● **Work instructions**: In full and word for word, copy the records that follow.

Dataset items
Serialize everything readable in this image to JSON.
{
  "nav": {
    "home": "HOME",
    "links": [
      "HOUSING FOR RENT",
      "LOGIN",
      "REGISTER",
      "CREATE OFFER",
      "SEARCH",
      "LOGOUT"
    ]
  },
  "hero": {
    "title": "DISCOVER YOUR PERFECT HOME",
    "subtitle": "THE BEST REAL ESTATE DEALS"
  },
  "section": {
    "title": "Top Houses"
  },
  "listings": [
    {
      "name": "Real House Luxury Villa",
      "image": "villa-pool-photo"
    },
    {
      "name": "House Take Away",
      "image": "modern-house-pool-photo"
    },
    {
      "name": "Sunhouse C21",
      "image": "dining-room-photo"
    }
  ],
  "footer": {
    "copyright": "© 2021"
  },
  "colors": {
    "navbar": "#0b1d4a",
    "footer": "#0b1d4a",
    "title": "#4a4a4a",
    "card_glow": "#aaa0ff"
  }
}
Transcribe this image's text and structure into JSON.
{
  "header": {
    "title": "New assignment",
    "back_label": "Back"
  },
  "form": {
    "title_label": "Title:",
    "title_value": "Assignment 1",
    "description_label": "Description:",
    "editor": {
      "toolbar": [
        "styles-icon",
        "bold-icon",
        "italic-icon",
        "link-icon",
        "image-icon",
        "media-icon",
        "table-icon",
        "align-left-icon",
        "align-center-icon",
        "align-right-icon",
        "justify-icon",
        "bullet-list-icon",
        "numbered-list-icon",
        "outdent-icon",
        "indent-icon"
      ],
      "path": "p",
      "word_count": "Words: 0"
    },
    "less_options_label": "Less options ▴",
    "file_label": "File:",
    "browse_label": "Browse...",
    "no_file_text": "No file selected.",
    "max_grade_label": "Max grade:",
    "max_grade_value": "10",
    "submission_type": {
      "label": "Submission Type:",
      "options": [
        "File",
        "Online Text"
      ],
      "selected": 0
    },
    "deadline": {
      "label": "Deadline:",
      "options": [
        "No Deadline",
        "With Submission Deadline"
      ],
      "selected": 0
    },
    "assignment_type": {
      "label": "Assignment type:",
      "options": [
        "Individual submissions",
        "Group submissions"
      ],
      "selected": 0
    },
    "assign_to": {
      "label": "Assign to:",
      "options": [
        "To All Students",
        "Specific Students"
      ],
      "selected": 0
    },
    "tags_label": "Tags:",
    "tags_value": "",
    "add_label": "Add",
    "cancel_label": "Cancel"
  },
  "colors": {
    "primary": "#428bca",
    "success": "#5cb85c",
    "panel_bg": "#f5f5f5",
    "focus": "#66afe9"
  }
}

● **Expected answer**:
Serialize everything readable in this image to JSON.
{
  "nav": {
    "home": "HOME",
    "links": [
      "HOUSING FOR RENT",
      "LOGIN",
      "REGISTER",
      "CREATE OFFER",
      "SEARCH",
      "LOGOUT"
    ]
  },
  "hero": {
    "title": "DISCOVER YOUR PERFECT HOME",
    "subtitle": "THE BEST REAL ESTATE DEALS"
  },
  "section": {
    "title": "Top Houses"
  },
  "listings": [
    {
      "name": "Real House Luxury Villa",
      "image": "villa-pool-photo"
    },
    {
      "name": "House Take Away",
      "image": "modern-house-pool-photo"
    },
    {
      "name": "Sunhouse C21",
      "image": "dining-room-photo"
    }
  ],
  "footer": {
    "copyright": "© 2021"
  },
  "colors": {
    "navbar": "#0b1d4a",
    "footer": "#0b1d4a",
    "title": "#4a4a4a",
    "card_glow": "#aaa0ff"
  }
}
Transcribe this image's text and structure into JSON.
{
  "header": {
    "title": "New assignment",
    "back_label": "Back"
  },
  "form": {
    "title_label": "Title:",
    "title_value": "Assignment 1",
    "description_label": "Description:",
    "editor": {
      "toolbar": [
        "styles-icon",
        "bold-icon",
        "italic-icon",
        "link-icon",
        "image-icon",
        "media-icon",
        "table-icon",
        "align-left-icon",
        "align-center-icon",
        "align-right-icon",
        "justify-icon",
        "bullet-list-icon",
        "numbered-list-icon",
        "outdent-icon",
        "indent-icon"
      ],
      "path": "p",
      "word_count": "Words: 0"
    },
    "less_options_label": "Less options ▴",
    "file_label": "File:",
    "browse_label": "Browse...",
    "no_file_text": "No file selected.",
    "max_grade_label": "Max grade:",
    "max_grade_value": "10",
    "submission_type": {
      "label": "Submission Type:",
      "options": [
        "File",
        "Online Text"
      ],
      "selected": 0
    },
    "deadline": {
      "label": "Deadline:",
      "options": [
        "No Deadline",
        "With Submission Deadline"
      ],
      "selected": 0
    },
    "assignment_type": {
      "label": "Assignment type:",
      "options": [
        "Individual submissions",
        "Group submissions"
      ],
      "selected": 0
    },
    "assign_to": {
      "label": "Assign to:",
      "options": [
        "To All Students",
        "Specific Students"
      ],
      "selected": 0
    },
    "tags_label": "Tags:",
    "tags_value": "",
    "add_label": "Add",
    "cancel_label": "Cancel"
  },
  "colors": {
    "primary": "#428bca",
    "success": "#5cb85c",
    "panel_bg": "#f5f5f5",
    "focus": "#66afe9"
  }
}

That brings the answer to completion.